“I still think it is relevant. A lot of people participate in sport for the social aspects, not just to compete. It’s such a great opportunity for people from around the world to get together, compete, and also hopefully make some lasting friendships,” said Ferris.
“I think there’s a good use and a good purpose for (the Gay Games),” said Mitcham.
“A lot of people participating in events at the Gay Games might not normally feel as comfortable, but being surrounded by their peers means there’s nothing holding them back, they feel safe and supported, and they can perform at their best. It could even act as a platform for people to get involved with mainstream sport.”
Mitcham even admitted life might have been easier for him had he competed in the Gay Games earlier in his career.
“I think I’d have peers, people that I’ve got more in common with. I sometimes feel like the only gay in the village in diving, because there are almost no other gay divers around. I often feel quite — not alone, because I have a lot of good friends in the diving world — but a bit isolated.”
Still, for Mitcham, the rewards have been worth the sacrifice. Earlier this year he won his first major competition since his gold win at Beijing, holding him in good stead for the Commonwealth Games to be held in New Delhi in three months’ time.
“It was the first time I actually won anything big since the Olympics — I’d won a few silver and bronze, but then in Canada in May I won the Canada Cup with a PB (personal best), then three weeks later I went to the World Cup in China and won that too, beating my PB again.
“I guess my last few months of training have come together really well — it was the culmination of a few months of the hardest training schedule I think I’ve ever been on.”
Let’s hope Mitcham’s training schedule allows for at least one night off so he can enjoy a stein or two with Ferris and the rest of the Aussie athletes competing in Cologne.
Honour for Lischke
Cologne Gay Games Australia representative Philipp Lischke (pictured) has been named Volunteer of the Year by the Federation of Gay Games.
Lischke and his partner Christian have worked tireless since their arrival in Australia to ensure Australia has its biggest continent to ever compete in an off-shore games.
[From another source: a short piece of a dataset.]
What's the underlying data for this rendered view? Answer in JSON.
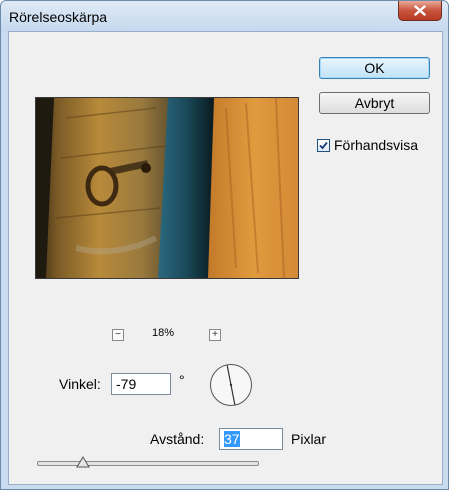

As part of this award, Lischke will be one of the flag bearers at the Opening Ceremony.
He will receive his award at the official Australian team reception in Cologne on August 1.